But behold, I, Jacob, would speak unto you that are pure in heart. Look unto God with firmness of mind, and pray unto him with exceeding faith, and he will console you in your afflictions, and he will plead your cause, and send down justice upon those who seek your destruction.
O all ye that are pure in heart, lift up your heads and receive the pleasing word of God, and feast upon his love; for ye may, if your minds are firm, forever.
This follows up from Jacob 2, where Jacob faced the dilemma that because of the need to condemn particular sins his words could not offer the comfort others needed. What I like about these verses is that, although Jacob himself cannot offer consolation, there are other sources of comfort to be had, particularly though looking to God, prayer and receiving the word of God, which I believe includes both personal revelation and receiving the scriptures (and of course the latter should often include a degree of the former).
There are some topics, of course, that the scriptures don’t appear to address all that explicitly. But as I’ve also mentioned before (in reference to Jacob no less) the scriptures can address issues in far less direct and more subtle ways. The scriptures are the word of God, an inexhaustible well of inspiration, which we are invited to “liken” them unto ourselves and through which we can receive personal guidance and revelation.
Studying the scriptures in such a way is of course a very personal experience: what one sees or needs to see, may not be what other people need to see. Perhaps this is why the scriptures don’t address certain topics explicitly, and another reason why Jacob could point people to the “pleasing word of God” but not offer such comfort personally. Each of us is an individual, with our own issues and challenges, and – while there are fixed eternal truths – for our own different issues we need individual guidance to resolve them. But there is a common path by which we can receive that guidance, that through prayer and contemplation of the word of God we can each receive the individual comfort and counsel we need. But we cannot rely on others to walk that path for us: each of us personally must look towards God, pray to him and receive his “pleasing word”.
This chapter really concludes Jacob’s sermon to his people. If chapter two was the first half, addressing the two specific areas of concern, in this second half Jacob first turns (as above) to those in his audience who may have been hurt by such sins (and by his necessary words about them), and then switches back to warning against sin and urging repentance and reformation on the part of his wider audience.
Behold, their husbands love their wives, and their wives love their husbands; and their husbands and their wives love their children; and their unbelief and their hatred towards you is because of the iniquity of their fathers; wherefore, how much better are you than they, in the sight of your great Creator?
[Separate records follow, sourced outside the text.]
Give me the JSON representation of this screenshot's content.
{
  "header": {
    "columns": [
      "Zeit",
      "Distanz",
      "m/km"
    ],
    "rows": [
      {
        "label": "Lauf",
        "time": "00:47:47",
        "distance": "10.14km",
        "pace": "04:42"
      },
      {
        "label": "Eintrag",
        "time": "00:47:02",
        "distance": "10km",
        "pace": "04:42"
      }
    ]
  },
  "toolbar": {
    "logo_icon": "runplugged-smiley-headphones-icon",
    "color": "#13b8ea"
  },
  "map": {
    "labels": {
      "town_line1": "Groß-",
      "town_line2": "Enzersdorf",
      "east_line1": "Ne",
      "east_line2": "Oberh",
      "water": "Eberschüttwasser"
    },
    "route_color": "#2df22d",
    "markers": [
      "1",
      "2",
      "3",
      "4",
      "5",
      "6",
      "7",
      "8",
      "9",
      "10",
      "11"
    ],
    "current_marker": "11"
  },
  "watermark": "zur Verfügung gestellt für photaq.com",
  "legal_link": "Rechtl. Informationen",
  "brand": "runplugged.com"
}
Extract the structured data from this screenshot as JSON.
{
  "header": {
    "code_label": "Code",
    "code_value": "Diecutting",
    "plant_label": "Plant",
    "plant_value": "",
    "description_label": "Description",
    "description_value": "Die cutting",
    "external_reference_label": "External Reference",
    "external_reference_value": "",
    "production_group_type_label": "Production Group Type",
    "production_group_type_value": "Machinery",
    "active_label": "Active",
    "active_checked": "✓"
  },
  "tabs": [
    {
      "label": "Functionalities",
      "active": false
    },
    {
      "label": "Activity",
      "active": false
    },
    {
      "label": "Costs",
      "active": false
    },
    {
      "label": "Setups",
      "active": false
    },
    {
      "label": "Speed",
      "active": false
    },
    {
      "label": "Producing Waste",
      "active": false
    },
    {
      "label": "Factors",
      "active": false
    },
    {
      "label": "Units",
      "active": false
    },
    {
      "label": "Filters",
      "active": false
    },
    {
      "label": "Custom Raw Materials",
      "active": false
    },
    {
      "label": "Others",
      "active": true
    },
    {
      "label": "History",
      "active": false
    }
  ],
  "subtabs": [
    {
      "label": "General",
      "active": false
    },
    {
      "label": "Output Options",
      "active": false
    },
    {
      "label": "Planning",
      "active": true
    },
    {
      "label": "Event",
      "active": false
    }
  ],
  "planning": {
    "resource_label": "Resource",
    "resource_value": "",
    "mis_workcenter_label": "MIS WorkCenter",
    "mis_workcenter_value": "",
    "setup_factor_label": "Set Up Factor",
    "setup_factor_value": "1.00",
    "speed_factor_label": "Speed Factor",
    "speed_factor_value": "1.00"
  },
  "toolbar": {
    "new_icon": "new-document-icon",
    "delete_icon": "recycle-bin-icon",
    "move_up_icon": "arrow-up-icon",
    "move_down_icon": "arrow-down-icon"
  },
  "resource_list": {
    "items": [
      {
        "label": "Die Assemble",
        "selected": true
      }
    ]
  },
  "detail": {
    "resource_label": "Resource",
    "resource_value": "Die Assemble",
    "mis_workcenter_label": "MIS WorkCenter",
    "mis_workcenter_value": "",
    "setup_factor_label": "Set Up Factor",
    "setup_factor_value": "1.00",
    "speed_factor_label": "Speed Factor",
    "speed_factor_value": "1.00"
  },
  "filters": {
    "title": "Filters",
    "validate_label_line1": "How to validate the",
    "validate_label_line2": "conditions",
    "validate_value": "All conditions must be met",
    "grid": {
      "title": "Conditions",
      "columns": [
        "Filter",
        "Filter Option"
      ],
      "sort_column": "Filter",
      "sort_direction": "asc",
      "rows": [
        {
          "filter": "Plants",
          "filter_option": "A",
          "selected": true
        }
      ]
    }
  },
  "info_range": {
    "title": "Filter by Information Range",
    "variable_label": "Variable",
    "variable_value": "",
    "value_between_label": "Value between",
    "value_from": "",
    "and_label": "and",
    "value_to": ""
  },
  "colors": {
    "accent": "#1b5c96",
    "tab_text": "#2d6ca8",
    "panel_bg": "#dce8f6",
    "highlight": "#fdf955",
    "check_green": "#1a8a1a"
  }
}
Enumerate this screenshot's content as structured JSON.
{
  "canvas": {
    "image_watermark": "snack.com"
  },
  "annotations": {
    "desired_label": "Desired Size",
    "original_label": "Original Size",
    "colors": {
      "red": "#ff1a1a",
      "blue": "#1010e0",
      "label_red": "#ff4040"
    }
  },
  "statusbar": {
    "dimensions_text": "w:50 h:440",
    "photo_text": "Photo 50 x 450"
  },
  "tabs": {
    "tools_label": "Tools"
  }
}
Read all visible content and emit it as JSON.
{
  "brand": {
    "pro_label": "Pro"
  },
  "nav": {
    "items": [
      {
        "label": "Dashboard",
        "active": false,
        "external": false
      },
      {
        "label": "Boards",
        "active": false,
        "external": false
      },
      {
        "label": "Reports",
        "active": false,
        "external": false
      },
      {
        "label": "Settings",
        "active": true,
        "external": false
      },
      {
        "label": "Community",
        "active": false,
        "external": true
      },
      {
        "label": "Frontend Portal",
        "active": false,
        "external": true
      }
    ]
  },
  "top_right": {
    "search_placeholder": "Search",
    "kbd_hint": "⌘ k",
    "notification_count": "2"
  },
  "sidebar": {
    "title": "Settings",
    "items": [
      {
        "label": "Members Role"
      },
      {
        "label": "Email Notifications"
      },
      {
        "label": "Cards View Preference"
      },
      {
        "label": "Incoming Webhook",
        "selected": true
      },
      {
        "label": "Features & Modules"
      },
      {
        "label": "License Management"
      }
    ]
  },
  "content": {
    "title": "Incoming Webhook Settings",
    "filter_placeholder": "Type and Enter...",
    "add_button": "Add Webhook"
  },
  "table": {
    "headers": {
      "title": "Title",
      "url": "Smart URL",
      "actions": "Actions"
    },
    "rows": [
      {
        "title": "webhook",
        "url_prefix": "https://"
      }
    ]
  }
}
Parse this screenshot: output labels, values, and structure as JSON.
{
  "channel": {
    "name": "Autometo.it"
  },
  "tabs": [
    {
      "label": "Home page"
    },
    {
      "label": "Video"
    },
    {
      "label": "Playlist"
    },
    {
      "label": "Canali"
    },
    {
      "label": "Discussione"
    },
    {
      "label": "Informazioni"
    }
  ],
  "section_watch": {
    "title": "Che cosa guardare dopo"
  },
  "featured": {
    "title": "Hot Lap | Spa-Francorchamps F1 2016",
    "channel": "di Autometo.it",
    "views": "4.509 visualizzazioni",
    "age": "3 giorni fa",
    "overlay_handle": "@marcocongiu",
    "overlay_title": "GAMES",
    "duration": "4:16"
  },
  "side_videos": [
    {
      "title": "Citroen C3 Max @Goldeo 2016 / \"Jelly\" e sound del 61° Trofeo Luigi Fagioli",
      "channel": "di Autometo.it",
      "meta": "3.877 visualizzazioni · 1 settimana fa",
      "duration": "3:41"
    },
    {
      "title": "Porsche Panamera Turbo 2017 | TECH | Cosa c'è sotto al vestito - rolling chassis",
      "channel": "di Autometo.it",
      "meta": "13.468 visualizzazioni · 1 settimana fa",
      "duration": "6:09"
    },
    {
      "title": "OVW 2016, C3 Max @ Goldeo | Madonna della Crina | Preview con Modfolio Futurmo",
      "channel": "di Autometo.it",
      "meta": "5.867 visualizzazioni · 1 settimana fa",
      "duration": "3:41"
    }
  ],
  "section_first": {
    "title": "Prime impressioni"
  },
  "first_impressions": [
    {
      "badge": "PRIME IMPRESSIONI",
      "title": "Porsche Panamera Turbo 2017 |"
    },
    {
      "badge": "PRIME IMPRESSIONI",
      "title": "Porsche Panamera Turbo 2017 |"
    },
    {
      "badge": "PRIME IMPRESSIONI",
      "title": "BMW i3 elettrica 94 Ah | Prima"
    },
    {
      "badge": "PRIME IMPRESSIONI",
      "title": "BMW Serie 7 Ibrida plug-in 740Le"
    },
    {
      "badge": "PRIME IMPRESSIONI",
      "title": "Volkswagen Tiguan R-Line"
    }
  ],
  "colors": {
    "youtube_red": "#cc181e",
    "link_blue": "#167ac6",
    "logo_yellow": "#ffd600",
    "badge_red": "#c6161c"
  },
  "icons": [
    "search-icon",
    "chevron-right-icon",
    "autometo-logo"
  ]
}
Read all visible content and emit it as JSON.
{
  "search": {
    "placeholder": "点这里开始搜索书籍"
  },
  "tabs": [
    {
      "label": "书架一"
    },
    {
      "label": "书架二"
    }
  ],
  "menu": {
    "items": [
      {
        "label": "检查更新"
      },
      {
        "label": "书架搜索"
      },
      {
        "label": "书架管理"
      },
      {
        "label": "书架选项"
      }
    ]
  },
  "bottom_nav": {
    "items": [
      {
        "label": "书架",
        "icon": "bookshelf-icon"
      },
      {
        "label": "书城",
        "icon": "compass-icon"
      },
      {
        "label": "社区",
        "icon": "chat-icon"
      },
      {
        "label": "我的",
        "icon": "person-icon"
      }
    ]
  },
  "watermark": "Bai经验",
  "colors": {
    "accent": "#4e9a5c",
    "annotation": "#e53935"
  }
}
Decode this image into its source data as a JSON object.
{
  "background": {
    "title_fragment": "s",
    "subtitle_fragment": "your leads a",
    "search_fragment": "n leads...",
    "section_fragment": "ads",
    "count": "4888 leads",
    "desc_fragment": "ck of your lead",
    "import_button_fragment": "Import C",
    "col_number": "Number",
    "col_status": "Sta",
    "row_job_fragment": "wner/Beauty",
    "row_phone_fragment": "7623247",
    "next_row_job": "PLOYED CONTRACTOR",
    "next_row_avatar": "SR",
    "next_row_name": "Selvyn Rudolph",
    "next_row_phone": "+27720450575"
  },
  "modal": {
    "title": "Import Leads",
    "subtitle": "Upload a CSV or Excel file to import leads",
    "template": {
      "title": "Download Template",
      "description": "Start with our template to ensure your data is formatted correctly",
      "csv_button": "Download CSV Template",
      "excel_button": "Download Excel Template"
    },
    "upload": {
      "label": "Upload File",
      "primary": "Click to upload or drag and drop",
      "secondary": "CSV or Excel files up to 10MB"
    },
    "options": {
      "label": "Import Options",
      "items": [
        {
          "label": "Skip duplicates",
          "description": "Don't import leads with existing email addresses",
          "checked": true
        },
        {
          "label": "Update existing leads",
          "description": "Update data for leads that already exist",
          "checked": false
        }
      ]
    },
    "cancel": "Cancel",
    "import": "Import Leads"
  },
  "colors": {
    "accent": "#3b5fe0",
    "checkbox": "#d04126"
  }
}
I find it interesting that Lamanite family life is so commended here (in contrast to the Nephite situation), and indeed seems always to have been comparatively healthy, when one looks at episodes like the stealing of the daughters of the Lamanites (Mosiah 20), or in the Sons of Mosiah’s mission to the Lamanites, and the role various wives and daughters (generally an unrepresented group in the Book of Mormon) played in that narrative. This rather healthy family life is not without divine reward, too: “because of this observance, in keeping this commandment, the Lord God will not destroy them, but will be merciful unto them; and one day they shall become a blessed people” (Jacob 3:6), despite other sins and unbelief which they inherited, so to speak, from their forefathers.
Wherefore, ye shall remember your children, how that ye have grieved their hearts because of the example that ye have set before them; and also, remember that ye may, because of your filthiness, bring your children unto destruction, and their sins be heaped upon your heads at the last day.
Jacob 3:10 here introduces an interesting corollary to this idea. If the Lamanites could end up the way they are because of the decisions of their ancestors, it follows this may not be a one-off: the Nephites, and for that matter any of us, could act in ways that bring disastrous consequences upon following generations, with little choice on their part. And I think one can see this, when one looks at the generational consequences that can accompany things like abuse, addiction, family break-up, or apostasy. It’s this phenomenon that I believe is reflected in scriptural statements such as those in Exodus 20:5 about the “the iniquity of the fathers” being ‘visited’ “upon the children unto the third and fourth generation of them that hate me”. This doesn’t mean that those successive generations have been abandoned by God or left without hope: after all, neither were (or were to be) later generations of the Lamanites. But it does mean that our actions, including our sins, can have wider consequences than just ourselves and those we directly sin against.